Mythologized as the rise and fall of punk rocker Sid Vicious has become, the track of his girlfriend Nancy Spungen’s life from comfortable Philadelphia suburb to heroin-fueled squalor is known primarily via her mother Deborah’s memoir, And I Don’t Want to Live This Life. Its title taken from a poem Sid wrote about Nancy, the book is Deborah’s attempt to reframe Nancy’s lurid public image by chronicling her family’s suffering. Deborah gives this explanation of Nancy’s fitful, punishing life: “She didn’t want to live. She was like a person who came to visit and decided she didn’t want to stay.” In October 1978 Nancy was found dead in the bathroom of her apartment, presumably stabbed by a drug-addled Sid. Within days, Mommie Dearest, Christina Crawford’s scandalous memoir of life with her mother, movie icon Joan Crawford, was published. Like Nancy, Joan was dead, and her friends (including Ann Blyth, Veda in Mildred Pierce) defended her against accusations of child abuse.

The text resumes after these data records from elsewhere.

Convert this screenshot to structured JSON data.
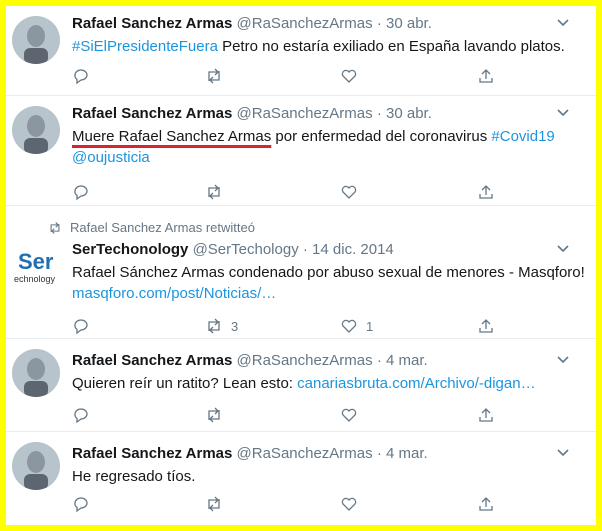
{
  "tweets": [
    {
      "name": "Rafael Sanchez Armas",
      "handle": "@RaSanchezArmas",
      "sep": "·",
      "date": "30 abr.",
      "text_parts": {
        "hashtag": "#SiElPresidenteFuera",
        "rest": " Petro no estaría exiliado en España lavando platos."
      },
      "reply_count": "",
      "retweet_count": "",
      "like_count": ""
    },
    {
      "name": "Rafael Sanchez Armas",
      "handle": "@RaSanchezArmas",
      "sep": "·",
      "date": "30 abr.",
      "text_parts": {
        "underlined": "Muere Rafael Sanchez Armas",
        "mid": " por enfermedad del coronavirus ",
        "hashtag": "#Covid19",
        "mention": "@oujusticia"
      },
      "reply_count": "",
      "retweet_count": "",
      "like_count": ""
    },
    {
      "retweet_label": "Rafael Sanchez Armas retwitteó",
      "name": "SerTechonology",
      "handle": "@SerTechology",
      "sep": "·",
      "date": "14 dic. 2014",
      "text_parts": {
        "line1": "Rafael Sánchez Armas condenado por abuso sexual de menores - Masqforo!",
        "link": "masqforo.com/post/Noticias/…"
      },
      "reply_count": "",
      "retweet_count": "3",
      "like_count": "1",
      "logo": {
        "top": "Ser",
        "bottom": "echnology"
      }
    },
    {
      "name": "Rafael Sanchez Armas",
      "handle": "@RaSanchezArmas",
      "sep": "·",
      "date": "4 mar.",
      "text_parts": {
        "rest": "Quieren reír un ratito? Lean esto: ",
        "link": "canariasbruta.com/Archivo/-digan…"
      },
      "reply_count": "",
      "retweet_count": "",
      "like_count": ""
    },
    {
      "name": "Rafael Sanchez Armas",
      "handle": "@RaSanchezArmas",
      "sep": "·",
      "date": "4 mar.",
      "text_parts": {
        "rest": "He regresado tíos."
      },
      "reply_count": "",
      "retweet_count": "",
      "like_count": ""
    }
  ],
  "colors": {
    "frame": "#ffff00",
    "link": "#1b95e0",
    "underline": "#d62730",
    "muted": "#657786"
  },
  "icons": [
    "reply-icon",
    "retweet-icon",
    "like-icon",
    "share-icon",
    "chevron-down-icon"
  ]
}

The memoirs are inversely related. In one, a mother corrects the media’s uncaring portrayal of her out-of-control daughter; in the other, a tortured daughter reveals the shameful private life of her publicly revered mother.
After the English punk-rock band the Sex Pistols broke up, in 1978, Sid Vicious, the charismatic, nihilistic bassist, moved to New York with his American girlfriend, Nancy Spungen, managing his solo career. Spungen was defiant and outrageous (her tabloid nickname: Nauseating Nancy). Punk magazine founder Legs McNeil said Nancy “could be very, very nice,” while Johnny “Rotten” Lydon, Vicious’s bandmate, called her “vile, worn and shagged out.” But Spungen’s mother Deborah’s memoir, And I Don’t Want to Live This Life, offers an account of the punk princess by one who tried in vain to save her. Marketed as the story of “a daughter no amount of love could touch,” the book details Nancy’s troubled childhood from temperamental infancy through schizophrenic teendom, when she experimented with drugs, sex, violence, crime and self-mutilation. The damaged protagonist of Thirteen indulges in much of the same, and although her mother cannot stop her decline, the two share a tearful closing embrace, the mother kissing the self-inflicted cuts on her daughter’s arms. According to Spungen’s memoir, Nancy’s family suffered most, hurt by a daughter “so uncontrollable she tore her family apart,” a wound no amount of posthumous public reconciliation can heal.